“The State DOT may be lacking, but compared to Fulton County they are a diamond of excellence!”

Dream on. MARTA is ranked as one of the best run systems in the nation in terms of efficiency. The Georgia DOT is a disaster.

JohnnyReb

April 3rd, 2012
1:39 pm

Here’s the silver bullet for MARTA, the City of Atlanta, Fulton, Dekalb, and now Clayton counties.

Vote Republican.

Or, you can stay with the Democrats, enjoy more misery, and continue to have two Georgia’s where everyone else in the state basically wants you to go away. You are more trouble than worth.

Samantha

April 3rd, 2012
1:43 pm

So if I follow the “argument” clearly… the progressives don’t really care about whether the 50/50 split has any practical effect on Marta they are just mad and think that attacking legislators who live somewhere else is a good way to shore up the politics of victimhood in Atlanta. They are especially angry that their cherished talking point of MARTA being the “only” transit agency that does not get state funds is a crock.
As usual the progressives are not short of emotion but more than a little fact challenged.
The real goal of transit is occaisionally revealed: reengineer the way that people in Metro Atlanta live to forcd more and more people into high density, city center living whether they want to or not.

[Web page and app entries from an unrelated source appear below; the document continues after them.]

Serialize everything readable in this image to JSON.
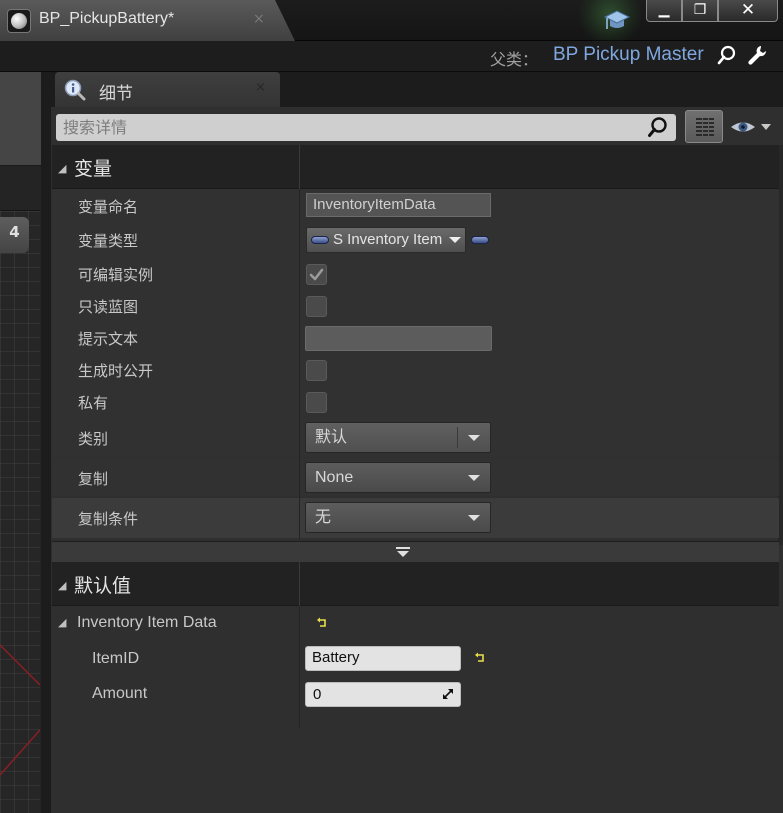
{
  "window": {
    "tab_title": "BP_PickupBattery*",
    "tab_close": "×",
    "controls": {
      "minimize": "▁",
      "maximize": "❐",
      "close": "✕"
    }
  },
  "parent_bar": {
    "label": "父类：",
    "value": "BP Pickup Master",
    "search_icon": "magnifier-icon",
    "edit_icon": "wrench-icon"
  },
  "left_panel": {
    "zoom_badge": "4"
  },
  "details_panel": {
    "tab_label": "细节",
    "tab_close": "×",
    "search": {
      "placeholder": "搜索详情",
      "value": ""
    },
    "variable_section": {
      "title": "变量",
      "rows": {
        "var_name": {
          "label": "变量命名",
          "value": "InventoryItemData"
        },
        "var_type": {
          "label": "变量类型",
          "value": "S Inventory Item"
        },
        "instance_editable": {
          "label": "可编辑实例",
          "checked": true
        },
        "blueprint_readonly": {
          "label": "只读蓝图",
          "checked": false
        },
        "tooltip": {
          "label": "提示文本",
          "value": ""
        },
        "expose_on_spawn": {
          "label": "生成时公开",
          "checked": false
        },
        "private": {
          "label": "私有",
          "checked": false
        },
        "category": {
          "label": "类别",
          "value": "默认"
        },
        "replication": {
          "label": "复制",
          "value": "None"
        },
        "replication_condition": {
          "label": "复制条件",
          "value": "无"
        }
      }
    },
    "default_section": {
      "title": "默认值",
      "struct_label": "Inventory Item Data",
      "fields": {
        "item_id": {
          "label": "ItemID",
          "value": "Battery"
        },
        "amount": {
          "label": "Amount",
          "value": "0"
        }
      }
    }
  },
  "colors": {
    "accent_blue": "#7fa8e0",
    "reset_yellow": "#e8e04a",
    "panel_bg": "#2f2f2f",
    "category_bg": "#222222"
  }
}
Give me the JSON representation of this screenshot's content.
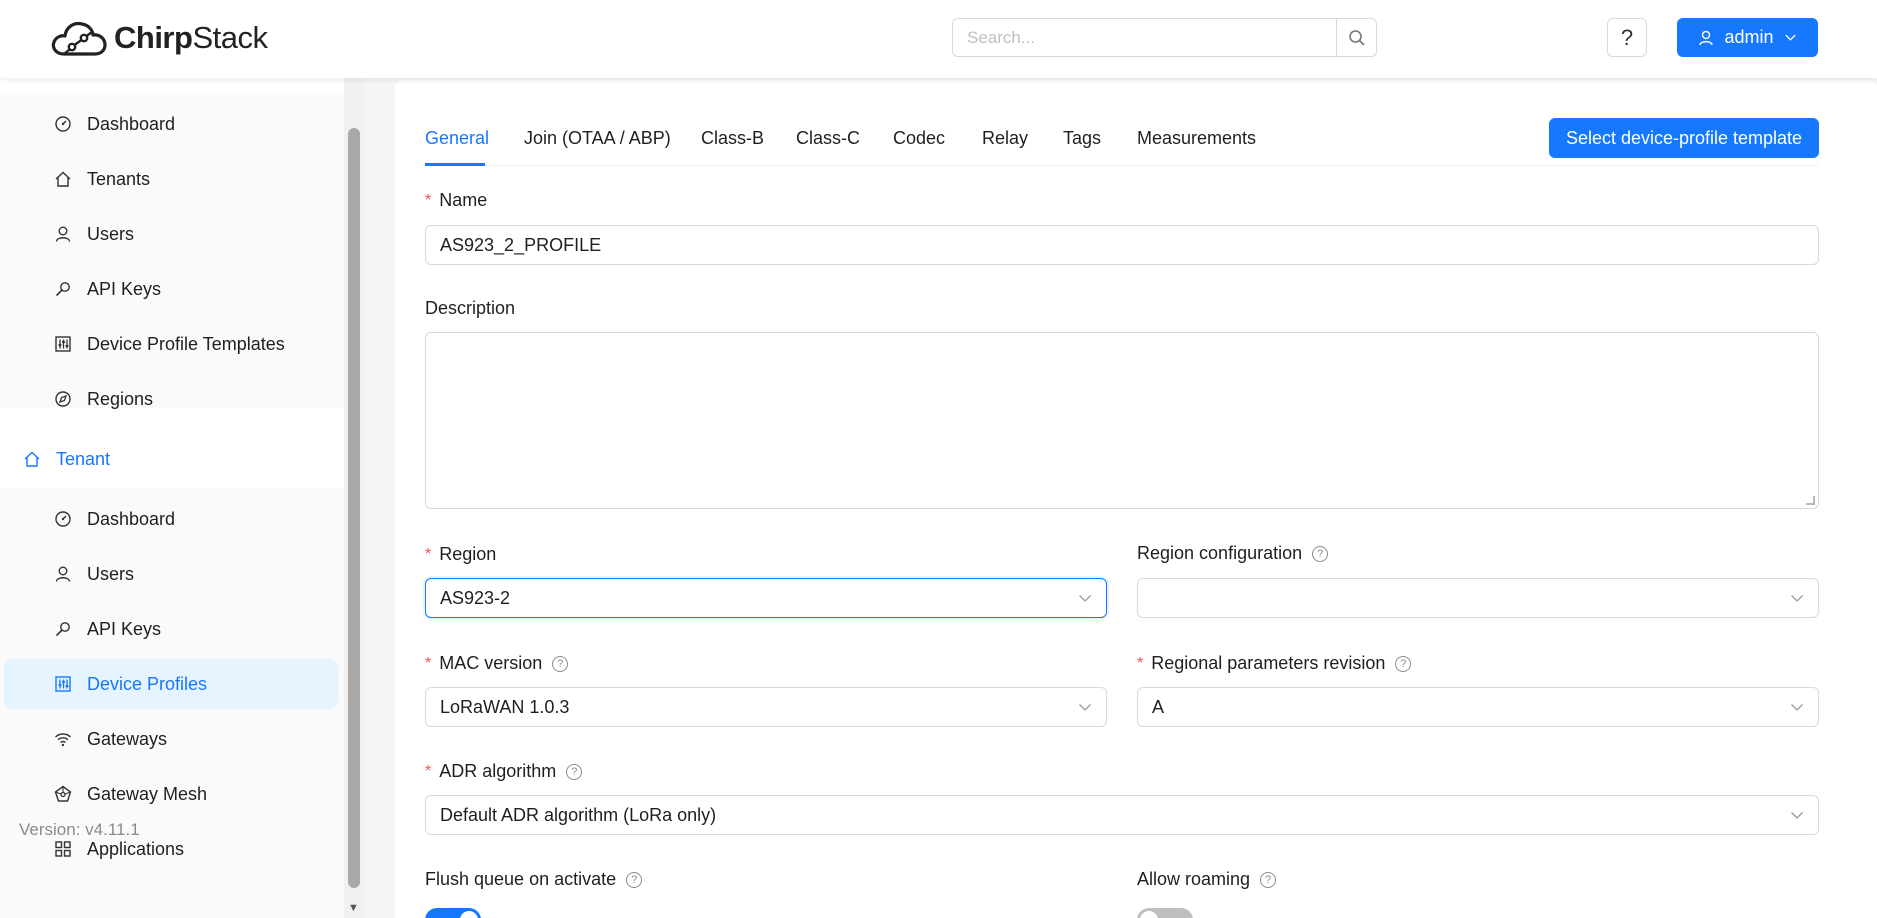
{
  "header": {
    "logo_text_bold": "Chirp",
    "logo_text_rest": "Stack",
    "search_placeholder": "Search...",
    "help_label": "?",
    "user_label": "admin"
  },
  "sidebar": {
    "admin_items": [
      {
        "label": "Dashboard",
        "icon": "dashboard-icon"
      },
      {
        "label": "Tenants",
        "icon": "home-icon"
      },
      {
        "label": "Users",
        "icon": "user-icon"
      },
      {
        "label": "API Keys",
        "icon": "key-icon"
      },
      {
        "label": "Device Profile Templates",
        "icon": "sliders-icon"
      },
      {
        "label": "Regions",
        "icon": "compass-icon"
      }
    ],
    "tenant_label": "Tenant",
    "tenant_items": [
      {
        "label": "Dashboard",
        "icon": "dashboard-icon"
      },
      {
        "label": "Users",
        "icon": "user-icon"
      },
      {
        "label": "API Keys",
        "icon": "key-icon"
      },
      {
        "label": "Device Profiles",
        "icon": "sliders-icon",
        "selected": true
      },
      {
        "label": "Gateways",
        "icon": "wifi-icon"
      },
      {
        "label": "Gateway Mesh",
        "icon": "mesh-icon"
      },
      {
        "label": "Applications",
        "icon": "grid-icon"
      }
    ],
    "version": "Version: v4.11.1"
  },
  "tabs": [
    "General",
    "Join (OTAA / ABP)",
    "Class-B",
    "Class-C",
    "Codec",
    "Relay",
    "Tags",
    "Measurements"
  ],
  "active_tab": "General",
  "template_button": "Select device-profile template",
  "form": {
    "name_label": "Name",
    "name_value": "AS923_2_PROFILE",
    "description_label": "Description",
    "description_value": "",
    "region_label": "Region",
    "region_value": "AS923-2",
    "region_config_label": "Region configuration",
    "region_config_value": "",
    "mac_label": "MAC version",
    "mac_value": "LoRaWAN 1.0.3",
    "rp_label": "Regional parameters revision",
    "rp_value": "A",
    "adr_label": "ADR algorithm",
    "adr_value": "Default ADR algorithm (LoRa only)",
    "flush_label": "Flush queue on activate",
    "flush_on": true,
    "roaming_label": "Allow roaming",
    "roaming_on": false
  },
  "colors": {
    "accent": "#1677ff",
    "required": "#ff4d4f"
  }
}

independent thinker

April 3rd, 2012
1:46 pm

Kyle- does some real investigation and reporting- one of the major costs MARTA has is ADA mandated limousine buses for anyone who has an ADA card. This cost is astronomical and these shiny little buses pick up people anywhere in the city for minimal cost. Most ride around empty and you see them all over. The reason is some president passed an unfunded mandate as a benevolent conservative requiring local governments to comply with every ADA participants needs whatever they are and wherever they are. MARTA got sued for not providing enough service to ADA participants. Kneeling buses were not enough.
Do some research – find out how much is spent. I cannot find it in their online budget. I know this might expose the cost of unfunded mandates by Republican presidents. So i guess you would not dare go there.